[Collection entries]
..........

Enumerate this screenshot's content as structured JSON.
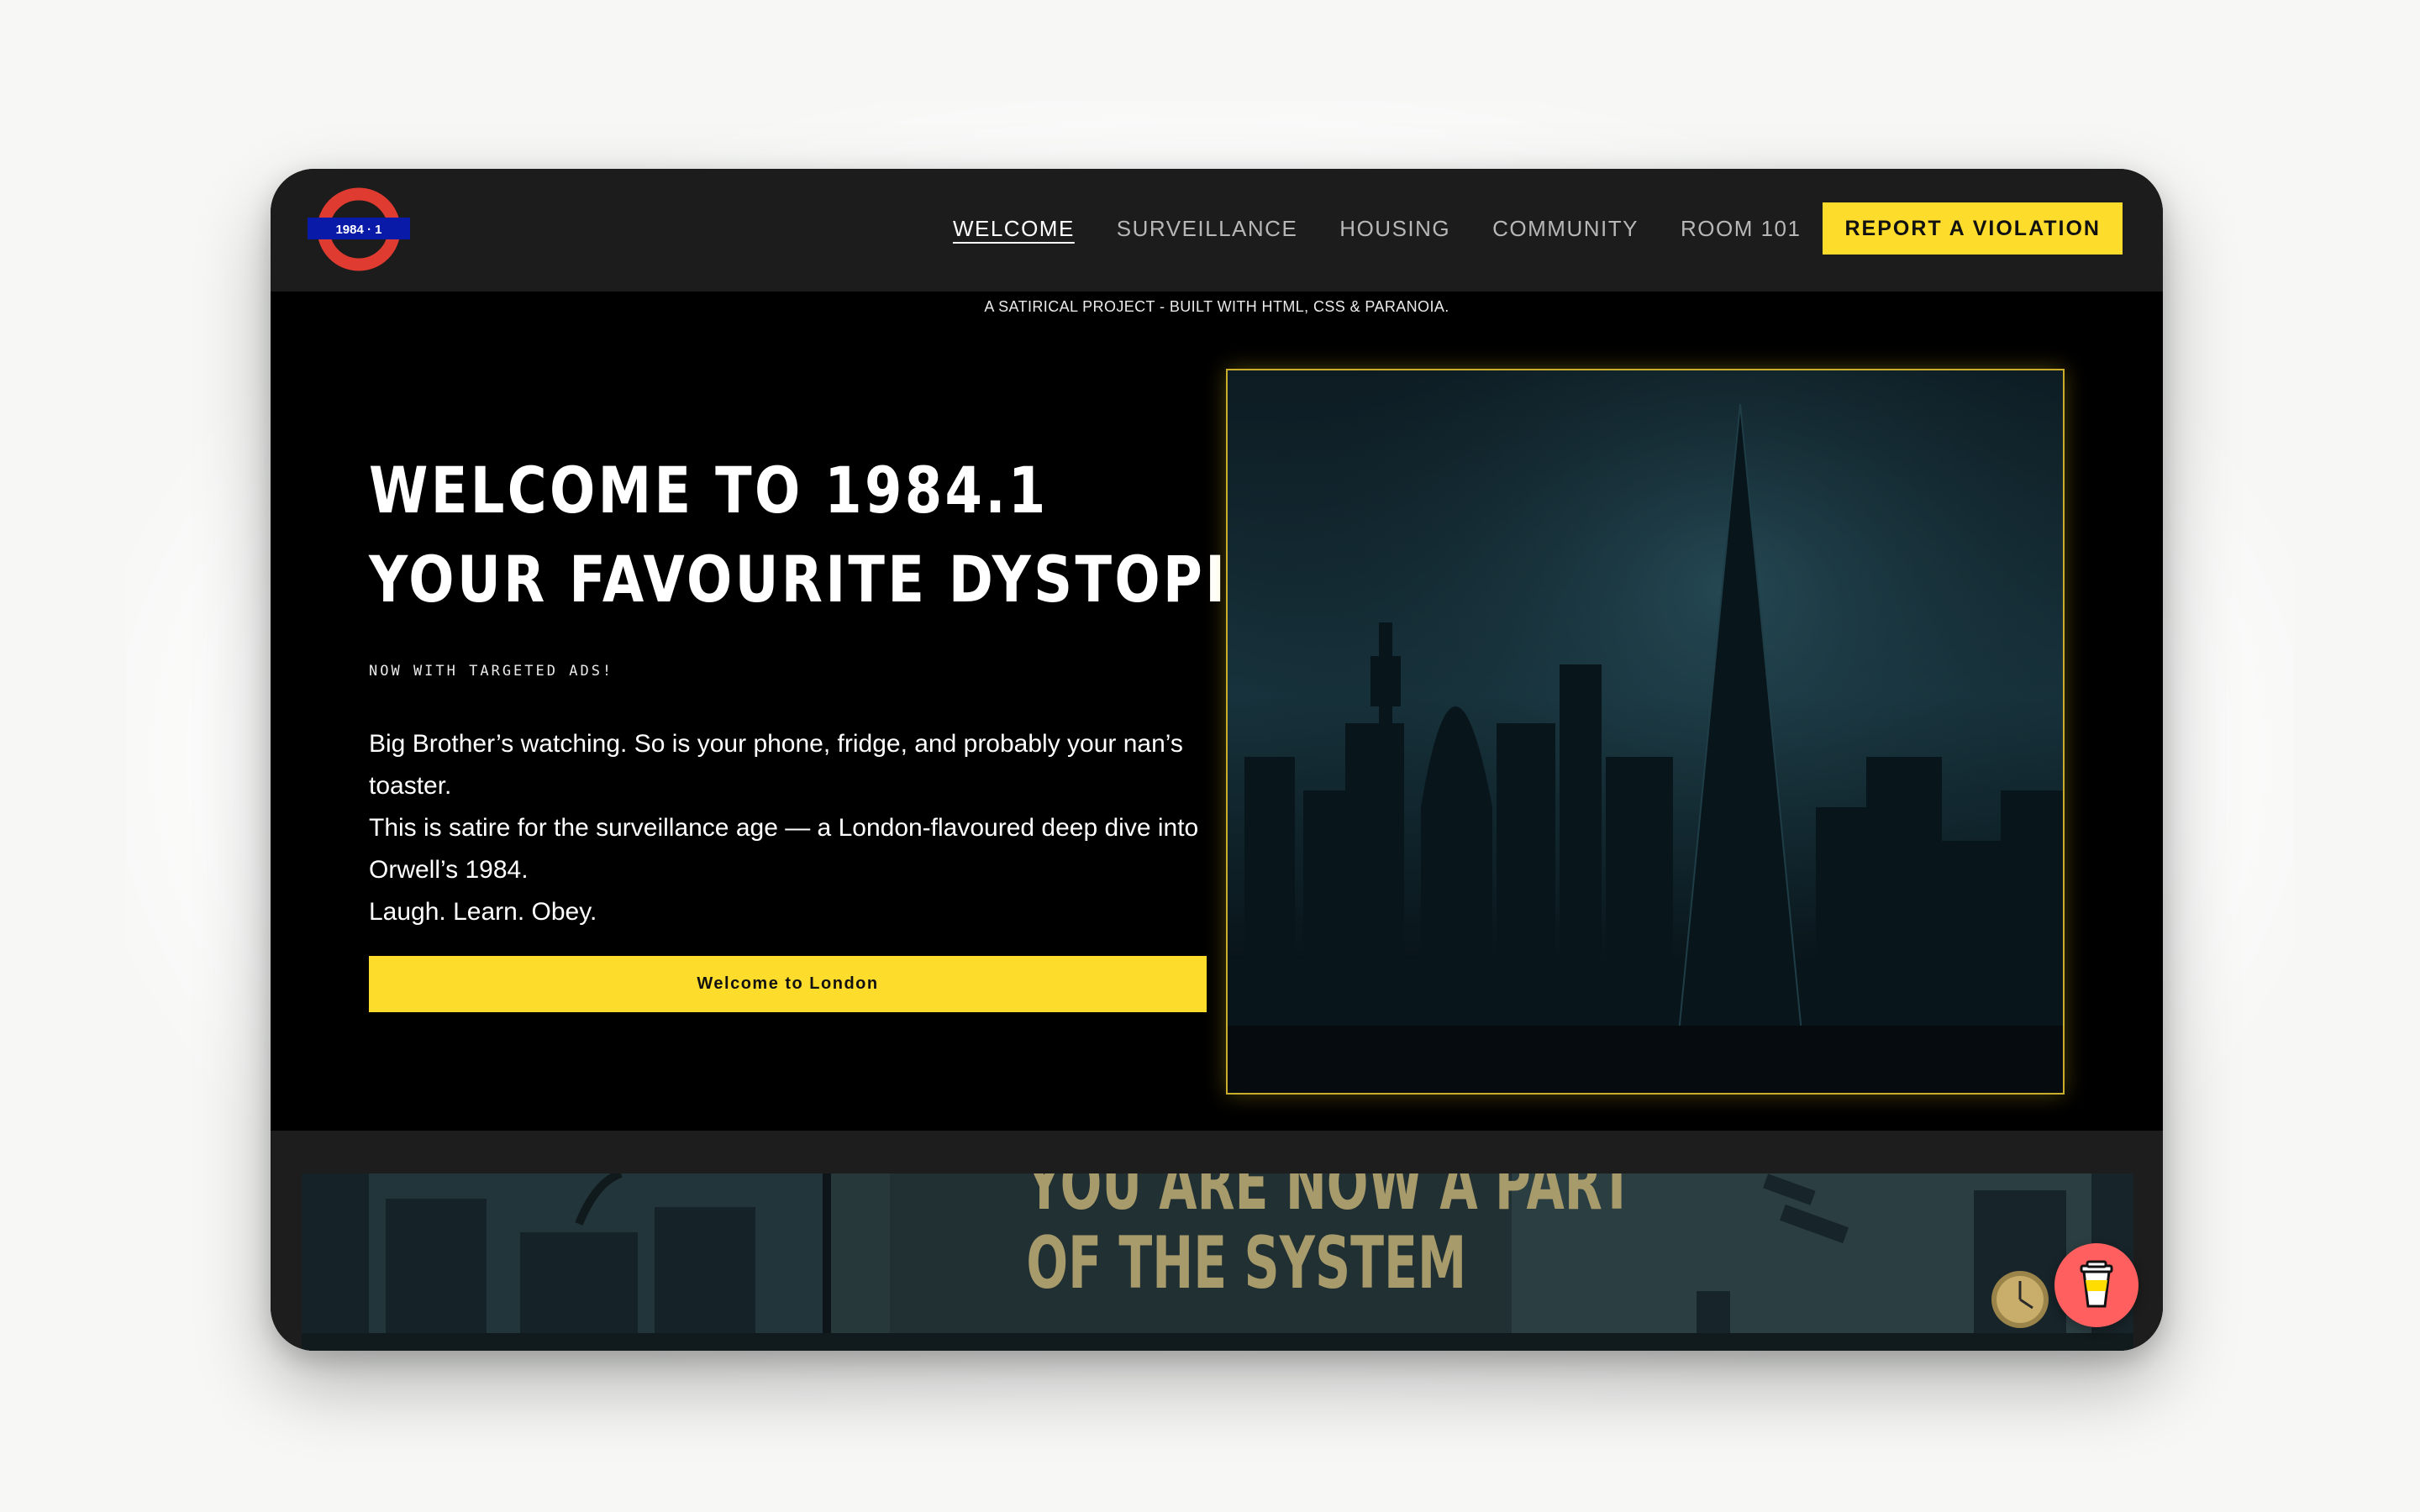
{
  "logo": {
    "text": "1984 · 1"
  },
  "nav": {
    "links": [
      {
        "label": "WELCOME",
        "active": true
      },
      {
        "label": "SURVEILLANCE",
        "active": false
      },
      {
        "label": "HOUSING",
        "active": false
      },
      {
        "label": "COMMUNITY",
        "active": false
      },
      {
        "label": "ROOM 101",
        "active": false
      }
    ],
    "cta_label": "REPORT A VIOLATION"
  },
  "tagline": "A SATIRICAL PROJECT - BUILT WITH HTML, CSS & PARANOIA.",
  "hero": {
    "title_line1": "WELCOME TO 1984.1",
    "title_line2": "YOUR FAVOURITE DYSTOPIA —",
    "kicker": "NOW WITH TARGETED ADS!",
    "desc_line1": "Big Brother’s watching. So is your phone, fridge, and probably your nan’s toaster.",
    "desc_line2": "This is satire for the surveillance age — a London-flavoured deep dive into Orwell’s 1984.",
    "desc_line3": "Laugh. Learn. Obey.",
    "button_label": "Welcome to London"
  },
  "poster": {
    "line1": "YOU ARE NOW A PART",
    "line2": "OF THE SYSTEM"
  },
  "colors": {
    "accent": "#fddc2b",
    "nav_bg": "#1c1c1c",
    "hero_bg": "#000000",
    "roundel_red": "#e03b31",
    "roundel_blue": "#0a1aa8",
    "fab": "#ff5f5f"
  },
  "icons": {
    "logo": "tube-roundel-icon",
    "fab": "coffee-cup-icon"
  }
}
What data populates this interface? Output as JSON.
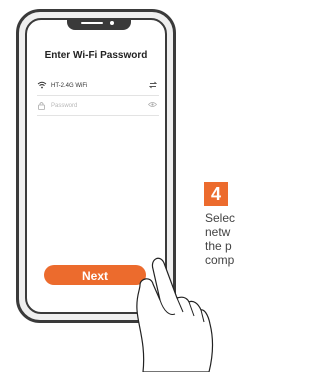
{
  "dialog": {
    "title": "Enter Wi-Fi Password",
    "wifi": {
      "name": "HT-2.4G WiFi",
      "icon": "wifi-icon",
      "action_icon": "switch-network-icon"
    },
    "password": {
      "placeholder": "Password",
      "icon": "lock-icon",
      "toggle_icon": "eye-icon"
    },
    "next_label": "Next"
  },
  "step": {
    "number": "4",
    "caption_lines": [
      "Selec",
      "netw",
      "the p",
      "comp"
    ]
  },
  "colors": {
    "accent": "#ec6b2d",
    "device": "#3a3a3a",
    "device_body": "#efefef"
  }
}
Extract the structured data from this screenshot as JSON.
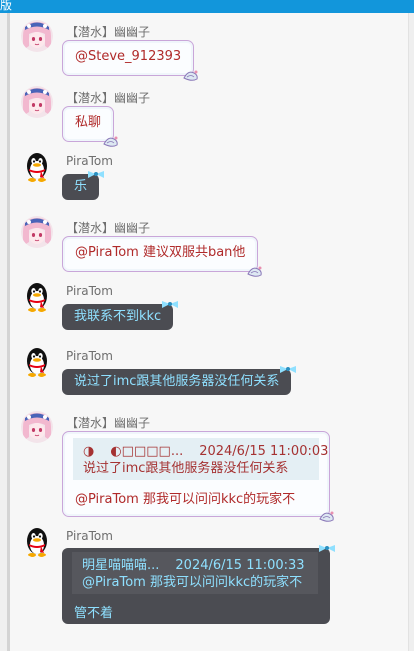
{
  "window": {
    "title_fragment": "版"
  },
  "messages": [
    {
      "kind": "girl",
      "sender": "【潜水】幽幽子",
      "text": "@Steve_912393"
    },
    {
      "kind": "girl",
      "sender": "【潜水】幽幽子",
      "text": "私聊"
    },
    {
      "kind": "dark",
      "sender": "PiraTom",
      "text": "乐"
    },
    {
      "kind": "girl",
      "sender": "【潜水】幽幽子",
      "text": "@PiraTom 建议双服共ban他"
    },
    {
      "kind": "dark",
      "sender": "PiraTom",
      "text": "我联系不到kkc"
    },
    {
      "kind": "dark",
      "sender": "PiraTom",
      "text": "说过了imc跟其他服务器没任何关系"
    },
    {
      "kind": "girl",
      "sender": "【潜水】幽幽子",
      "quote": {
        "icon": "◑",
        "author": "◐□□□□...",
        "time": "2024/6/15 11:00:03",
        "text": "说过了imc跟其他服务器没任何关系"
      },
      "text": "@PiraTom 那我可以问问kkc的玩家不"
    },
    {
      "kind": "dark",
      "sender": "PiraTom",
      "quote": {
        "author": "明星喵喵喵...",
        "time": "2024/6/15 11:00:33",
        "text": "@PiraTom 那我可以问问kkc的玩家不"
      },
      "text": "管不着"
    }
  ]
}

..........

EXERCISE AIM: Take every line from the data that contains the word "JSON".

WRITTEN RESPONSE:
Enumerate this screenshot's content as structured JSON.
What data populates this interface? Output as JSON.
Extract the structured data from this screenshot as JSON.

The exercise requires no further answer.